### Listed entries
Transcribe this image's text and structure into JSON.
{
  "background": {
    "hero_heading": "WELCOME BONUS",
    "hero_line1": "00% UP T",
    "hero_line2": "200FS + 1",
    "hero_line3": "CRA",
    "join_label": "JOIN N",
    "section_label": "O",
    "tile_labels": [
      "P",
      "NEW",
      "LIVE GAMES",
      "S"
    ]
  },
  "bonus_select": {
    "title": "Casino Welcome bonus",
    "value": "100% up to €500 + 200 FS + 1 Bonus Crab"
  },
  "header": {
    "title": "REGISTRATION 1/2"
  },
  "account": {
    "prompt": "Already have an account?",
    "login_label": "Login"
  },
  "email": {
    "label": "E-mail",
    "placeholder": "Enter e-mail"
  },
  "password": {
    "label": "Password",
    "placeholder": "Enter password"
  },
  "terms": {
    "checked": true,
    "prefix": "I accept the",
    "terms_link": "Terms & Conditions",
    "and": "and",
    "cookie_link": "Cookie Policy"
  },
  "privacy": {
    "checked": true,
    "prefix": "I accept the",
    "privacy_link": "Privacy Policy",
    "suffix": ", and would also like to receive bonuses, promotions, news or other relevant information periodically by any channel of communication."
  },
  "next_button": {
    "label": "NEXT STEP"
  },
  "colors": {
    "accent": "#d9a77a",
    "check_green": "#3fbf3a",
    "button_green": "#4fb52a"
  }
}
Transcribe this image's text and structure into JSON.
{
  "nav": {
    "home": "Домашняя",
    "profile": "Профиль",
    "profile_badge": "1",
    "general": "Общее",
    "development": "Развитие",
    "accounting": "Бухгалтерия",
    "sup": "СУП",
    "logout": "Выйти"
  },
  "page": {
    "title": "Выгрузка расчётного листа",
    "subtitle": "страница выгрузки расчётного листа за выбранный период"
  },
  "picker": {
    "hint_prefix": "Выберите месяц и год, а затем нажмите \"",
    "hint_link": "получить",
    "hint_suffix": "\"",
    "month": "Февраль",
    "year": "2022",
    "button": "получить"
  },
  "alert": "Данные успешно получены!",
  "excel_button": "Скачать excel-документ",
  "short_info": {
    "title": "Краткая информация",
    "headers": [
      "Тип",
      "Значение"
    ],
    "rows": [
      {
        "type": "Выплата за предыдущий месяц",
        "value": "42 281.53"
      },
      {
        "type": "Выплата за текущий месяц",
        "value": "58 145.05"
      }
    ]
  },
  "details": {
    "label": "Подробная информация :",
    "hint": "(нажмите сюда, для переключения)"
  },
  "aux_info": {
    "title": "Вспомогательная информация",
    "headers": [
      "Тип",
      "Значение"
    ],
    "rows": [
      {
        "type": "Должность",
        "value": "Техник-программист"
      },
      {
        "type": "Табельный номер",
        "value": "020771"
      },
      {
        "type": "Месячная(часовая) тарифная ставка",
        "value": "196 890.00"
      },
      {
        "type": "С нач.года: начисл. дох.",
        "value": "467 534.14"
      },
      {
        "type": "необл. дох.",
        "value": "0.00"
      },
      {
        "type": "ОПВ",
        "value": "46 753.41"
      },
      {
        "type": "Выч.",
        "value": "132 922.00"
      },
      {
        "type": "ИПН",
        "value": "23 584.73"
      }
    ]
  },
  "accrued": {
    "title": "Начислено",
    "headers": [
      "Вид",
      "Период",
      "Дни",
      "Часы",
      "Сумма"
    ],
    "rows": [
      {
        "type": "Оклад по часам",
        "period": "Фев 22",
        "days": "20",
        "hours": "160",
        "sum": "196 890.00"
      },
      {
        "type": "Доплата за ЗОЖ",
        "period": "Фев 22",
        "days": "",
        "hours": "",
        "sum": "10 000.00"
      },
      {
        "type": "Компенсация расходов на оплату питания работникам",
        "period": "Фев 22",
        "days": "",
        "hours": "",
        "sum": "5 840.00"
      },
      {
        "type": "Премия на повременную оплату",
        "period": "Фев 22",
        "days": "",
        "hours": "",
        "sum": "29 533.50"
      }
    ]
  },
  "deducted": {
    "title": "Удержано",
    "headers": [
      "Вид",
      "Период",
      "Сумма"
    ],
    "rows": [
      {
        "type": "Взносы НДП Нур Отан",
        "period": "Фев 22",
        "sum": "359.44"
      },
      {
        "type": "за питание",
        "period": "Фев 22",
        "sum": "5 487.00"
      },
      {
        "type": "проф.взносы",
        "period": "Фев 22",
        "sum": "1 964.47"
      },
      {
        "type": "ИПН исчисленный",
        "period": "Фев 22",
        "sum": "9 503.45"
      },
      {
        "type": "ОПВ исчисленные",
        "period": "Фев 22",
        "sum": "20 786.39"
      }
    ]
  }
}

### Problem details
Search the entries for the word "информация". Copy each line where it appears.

### Answer space
    "title": "Краткая информация",
    "label": "Подробная информация :",
    "title": "Вспомогательная информация",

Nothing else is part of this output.